Arguably the biggest close-season news regarding Japanese players, though, was the decision of former Fukuoka Hawks catcher Kenji Jojima to return to Japan after a less than impressive stint in the Majors at Seattle. The two billion yen he is being paid for four years of service to Hanshin Tigers will no doubt have been a major factor in his decision, and the desire by many fans to see him do his stuff at the atmospheric Koshien Stadium near Osaka will only serve to increase the difficulty in obtaining decent tickets at one of the nation’s best supported teams – one that never seems to let lack of real success on the field dampen its spirits.
The Giants will, thanks to their financial clout, once again be the team to beat if post-season glory is to be sought after. Early season Hanshin will talk the talk, but only time will tell if they can finally walk the proverbial season-long walk and compete with their fierce rivals. Nagoya could get close again under the watch of an excellent manager in Hiromitsu Ochiai, and Yakult Swallows – based in Tokyo’s Jingu Stadium – will hope the resignation of Aaron Guiel (featured in January’s J-Select) coupled with the hitting talents of Norichika Aoki (career . 332 average) for another two seasons will help ignite a championship run after several disappointing seasons.
In the Pacific League, meanwhile, the season always seems so much closer than over in the CL. Technically better in many regards according to most Japanese fans, the PL teams often end up with a far lower number of games separating top and bottom. Rakuten will be one team to watch come the Summer in the 2010 PL after their best ever finish in ’09 and the Tanaka signing mentioned above. However, it will be the trio of Nippon Ham and star pitcher Yu Darvish, Saitama Seibu – the second most successful Japan Series team ever after the Giants – and Fukuoka down in Kyushu that the more experienced ball watchers will be keeping a close eye on this season.
Winners and losers aside, however – to all baseball fans in Japan, wherever you are based, let’s all get together and offer a joint prayer hoping that the powers that be in TV opt to use a little more common sense and let all those bottom of the ninth games with bases loaded, 2 outs and 2 strikes thrown, run through to the last pitch, instead of switching to ten minutes of commercials and the 9 p.m. evening drama!
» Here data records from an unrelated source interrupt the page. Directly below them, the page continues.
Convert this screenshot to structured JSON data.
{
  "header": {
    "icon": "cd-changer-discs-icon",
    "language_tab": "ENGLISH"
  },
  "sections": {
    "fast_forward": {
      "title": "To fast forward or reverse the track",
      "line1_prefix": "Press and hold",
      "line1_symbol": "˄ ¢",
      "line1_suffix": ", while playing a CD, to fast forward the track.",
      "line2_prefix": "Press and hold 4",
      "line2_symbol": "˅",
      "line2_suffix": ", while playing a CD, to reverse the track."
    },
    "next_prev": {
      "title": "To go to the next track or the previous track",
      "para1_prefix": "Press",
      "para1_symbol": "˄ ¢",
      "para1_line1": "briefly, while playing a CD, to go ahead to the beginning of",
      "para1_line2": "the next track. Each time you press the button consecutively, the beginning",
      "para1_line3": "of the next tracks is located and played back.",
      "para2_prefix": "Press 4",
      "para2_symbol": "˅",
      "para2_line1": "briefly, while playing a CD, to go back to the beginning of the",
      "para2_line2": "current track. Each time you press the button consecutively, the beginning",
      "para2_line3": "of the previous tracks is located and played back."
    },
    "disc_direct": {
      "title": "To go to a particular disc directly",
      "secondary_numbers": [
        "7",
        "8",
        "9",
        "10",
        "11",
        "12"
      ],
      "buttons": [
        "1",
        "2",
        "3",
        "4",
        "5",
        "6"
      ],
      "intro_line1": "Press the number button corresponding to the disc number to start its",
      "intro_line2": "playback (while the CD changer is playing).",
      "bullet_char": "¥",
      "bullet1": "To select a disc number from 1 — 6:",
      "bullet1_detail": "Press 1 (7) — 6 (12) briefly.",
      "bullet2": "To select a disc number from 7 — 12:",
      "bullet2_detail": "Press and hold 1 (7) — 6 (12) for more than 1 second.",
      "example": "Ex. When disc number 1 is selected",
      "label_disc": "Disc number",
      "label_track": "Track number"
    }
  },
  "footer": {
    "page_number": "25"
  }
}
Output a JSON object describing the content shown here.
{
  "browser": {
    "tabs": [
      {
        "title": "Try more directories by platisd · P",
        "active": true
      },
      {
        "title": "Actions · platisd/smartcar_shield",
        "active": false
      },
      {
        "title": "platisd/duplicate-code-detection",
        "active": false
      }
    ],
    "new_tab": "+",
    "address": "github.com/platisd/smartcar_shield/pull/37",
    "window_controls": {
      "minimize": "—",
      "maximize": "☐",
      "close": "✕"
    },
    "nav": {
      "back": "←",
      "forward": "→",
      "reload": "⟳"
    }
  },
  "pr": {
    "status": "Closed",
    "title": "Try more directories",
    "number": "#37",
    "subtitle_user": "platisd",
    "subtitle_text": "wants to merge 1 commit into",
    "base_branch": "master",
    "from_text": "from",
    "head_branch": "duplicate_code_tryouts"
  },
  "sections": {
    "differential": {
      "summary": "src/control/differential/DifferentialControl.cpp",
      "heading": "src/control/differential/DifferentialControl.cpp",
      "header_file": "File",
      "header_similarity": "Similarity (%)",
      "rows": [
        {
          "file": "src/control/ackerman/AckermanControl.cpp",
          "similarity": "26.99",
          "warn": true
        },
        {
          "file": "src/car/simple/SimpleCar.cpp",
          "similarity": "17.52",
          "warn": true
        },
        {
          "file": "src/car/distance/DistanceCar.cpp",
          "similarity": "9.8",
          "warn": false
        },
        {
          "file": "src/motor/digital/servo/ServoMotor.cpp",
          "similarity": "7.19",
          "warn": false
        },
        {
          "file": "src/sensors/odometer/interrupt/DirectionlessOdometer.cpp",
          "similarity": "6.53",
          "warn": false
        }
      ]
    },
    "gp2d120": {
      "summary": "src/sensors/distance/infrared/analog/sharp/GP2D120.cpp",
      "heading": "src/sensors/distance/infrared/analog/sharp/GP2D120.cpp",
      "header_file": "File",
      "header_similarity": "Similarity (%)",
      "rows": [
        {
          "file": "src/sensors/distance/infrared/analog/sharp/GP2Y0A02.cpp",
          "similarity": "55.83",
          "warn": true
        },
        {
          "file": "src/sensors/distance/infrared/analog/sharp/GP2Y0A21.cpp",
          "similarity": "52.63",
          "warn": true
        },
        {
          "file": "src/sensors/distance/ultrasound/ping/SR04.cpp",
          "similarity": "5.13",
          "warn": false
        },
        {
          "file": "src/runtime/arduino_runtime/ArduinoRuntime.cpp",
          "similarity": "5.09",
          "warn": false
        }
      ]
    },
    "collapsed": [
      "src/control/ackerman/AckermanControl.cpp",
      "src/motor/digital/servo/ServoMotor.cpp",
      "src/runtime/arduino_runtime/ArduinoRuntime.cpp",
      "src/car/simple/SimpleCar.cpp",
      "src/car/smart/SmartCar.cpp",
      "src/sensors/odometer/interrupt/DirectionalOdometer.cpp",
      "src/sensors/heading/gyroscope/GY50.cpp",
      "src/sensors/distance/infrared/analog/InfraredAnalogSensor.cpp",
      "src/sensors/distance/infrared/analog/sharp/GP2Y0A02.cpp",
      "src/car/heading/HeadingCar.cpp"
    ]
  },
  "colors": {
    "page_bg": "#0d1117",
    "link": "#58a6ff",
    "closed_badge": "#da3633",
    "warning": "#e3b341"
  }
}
We should probably not get our hopes up, though…

Story by Mark Buckton
From J SELECT Magazine, April 2010